- Warm-Up and Stretching: It is essential to warm up and stretch your muscles before performing either of these exercises. This will help reduce the risk of injury or muscle soreness and improve exercise performance.
- Correct Posture: Ensure a neutral stance with your feet hip-width apart and your core engaged.
- Start Light: Start with a light weight and gradually increase the load as you become more comfortable and confident with the exercise.
- Control Movement: Avoid jerky or bouncing motions. Move slowly and control the movement throughout each rep.
- Keep proper breathing: Exhale as you press or squat up, and inhale as you lower back down. This helps to keep tension off of your spine and reduce the risk of injury.
- Listen to your body: Pay attention to how your body is feeling while exercising; if something doesn’t feel right, stop immediately and rest.
- Cool down and stretch: After each workout, it is important to cool down and stretch your muscles to reduce the risk of injury.
- Use a Spotter: If you are using heavier weights, use a spotter to help guide your motions and reduce the risk of injury.
Both leg press and squat exercises are excellent for strength training and muscle building. The key is to understand their differences and select the exercise that best fits your fitness goals, skill level, and any health conditions you may have. Consider incorporating both exercises into your workout routine for maximum benefit.
|National Academy of Sports Medicine: THE MUSCLES USED IN SQUATS – SQUAT BIOMECHANICS EXPLAINED
|National Institute for Fitness & Sport: Ultimate Glute Blog (Part 1of 2): Glute Anatomy and Function

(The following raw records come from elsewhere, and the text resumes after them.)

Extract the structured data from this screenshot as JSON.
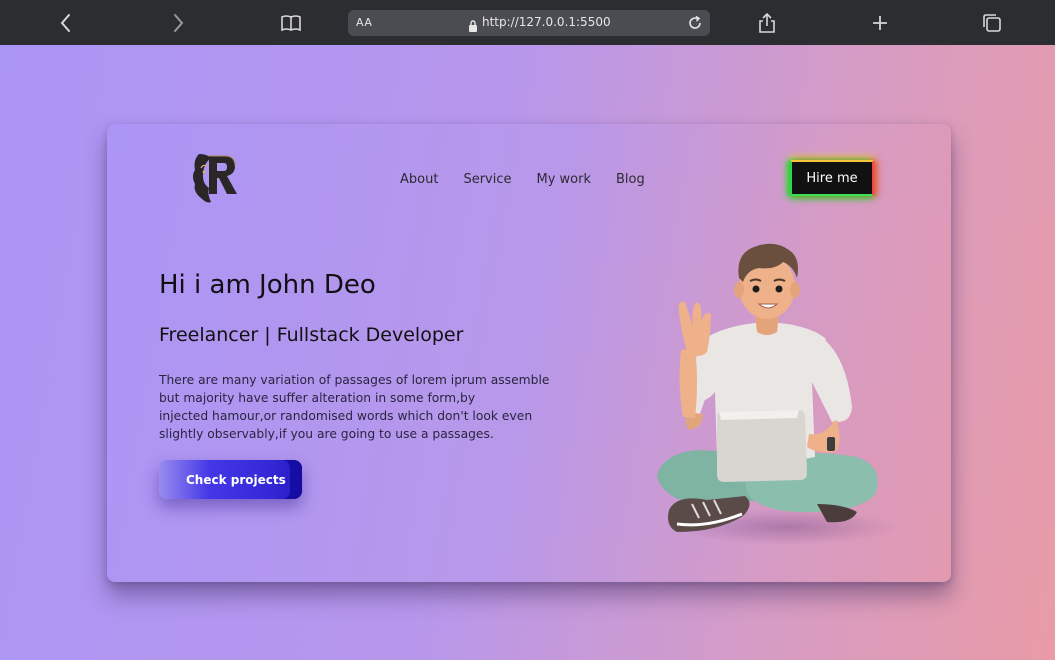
{
  "browser": {
    "url": "http://127.0.0.1:5500",
    "text_size_label": "AA"
  },
  "header": {
    "nav": [
      "About",
      "Service",
      "My work",
      "Blog"
    ],
    "hire_label": "Hire me"
  },
  "hero": {
    "title": "Hi i am John Deo",
    "subtitle": "Freelancer | Fullstack Developer",
    "description_lines": [
      "There are many variation of passages of lorem iprum assemble",
      "but majority have suffer alteration in some form,by",
      "injected hamour,or randomised words which don't look even",
      "slightly observably,if you are going to use a passages."
    ],
    "cta_label": "Check projects"
  },
  "logo": {
    "letter": "R"
  },
  "colors": {
    "page_bg_start": "#ab95f5",
    "page_bg_end": "#e99ba6",
    "button_primary": "#3327d6",
    "hire_bg": "#111111"
  }
}
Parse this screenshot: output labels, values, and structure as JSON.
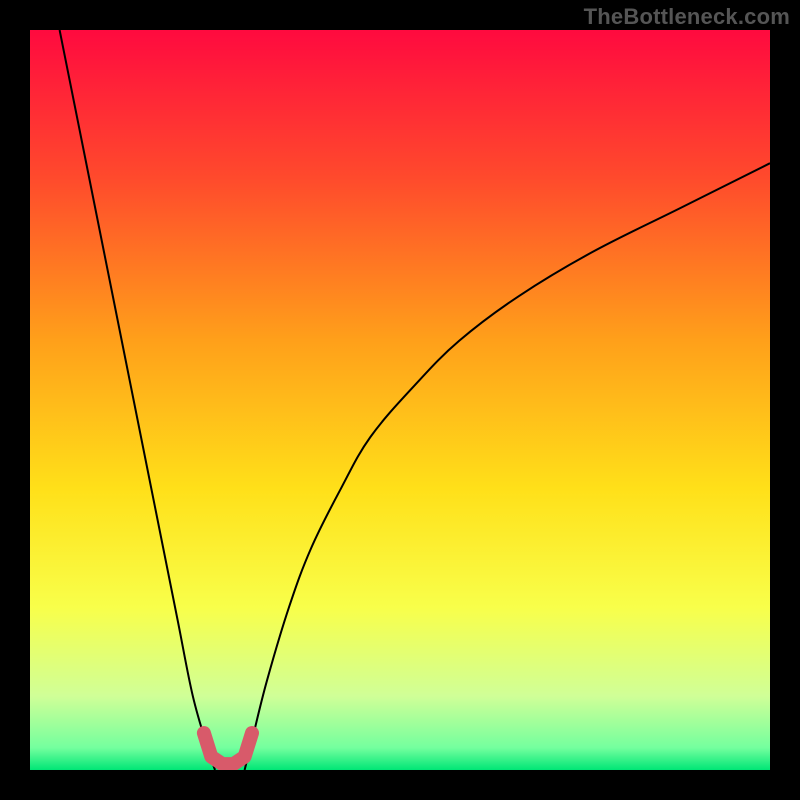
{
  "watermark": "TheBottleneck.com",
  "chart_data": {
    "type": "line",
    "title": "",
    "xlabel": "",
    "ylabel": "",
    "xlim": [
      0,
      100
    ],
    "ylim": [
      0,
      100
    ],
    "grid": false,
    "legend": false,
    "background_gradient_vertical": [
      {
        "offset": 0,
        "color": "#ff0a3f"
      },
      {
        "offset": 20,
        "color": "#ff4a2c"
      },
      {
        "offset": 42,
        "color": "#ffa01a"
      },
      {
        "offset": 62,
        "color": "#ffe019"
      },
      {
        "offset": 78,
        "color": "#f8ff4a"
      },
      {
        "offset": 90,
        "color": "#d0ff97"
      },
      {
        "offset": 97,
        "color": "#74ff9e"
      },
      {
        "offset": 100,
        "color": "#00e676"
      }
    ],
    "series": [
      {
        "name": "left-branch",
        "stroke": "#000000",
        "stroke_width": 2,
        "x": [
          4,
          6,
          8,
          10,
          12,
          14,
          16,
          18,
          20,
          22,
          24,
          25
        ],
        "y": [
          100,
          90,
          80,
          70,
          60,
          50,
          40,
          30,
          20,
          10,
          3,
          0
        ]
      },
      {
        "name": "right-branch",
        "stroke": "#000000",
        "stroke_width": 2,
        "x": [
          29,
          30,
          32,
          35,
          38,
          42,
          46,
          52,
          58,
          66,
          76,
          88,
          100
        ],
        "y": [
          0,
          4,
          12,
          22,
          30,
          38,
          45,
          52,
          58,
          64,
          70,
          76,
          82
        ]
      },
      {
        "name": "bottleneck-marker",
        "type": "marker-path",
        "stroke": "#d85a6a",
        "stroke_width": 14,
        "linecap": "round",
        "x": [
          23.5,
          24.5,
          26,
          27.5,
          29,
          30
        ],
        "y": [
          5,
          1.8,
          0.8,
          0.8,
          1.8,
          5
        ]
      }
    ]
  }
}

|National Library of Medicine: Gluteus Maximus Activation during Common Strength and Hypertrophy Exercises: A Systematic Review
|ResearchGate: A Brief Review on the Effects of the Squat Exercise on Lower-Limb Muscle Hypertrophy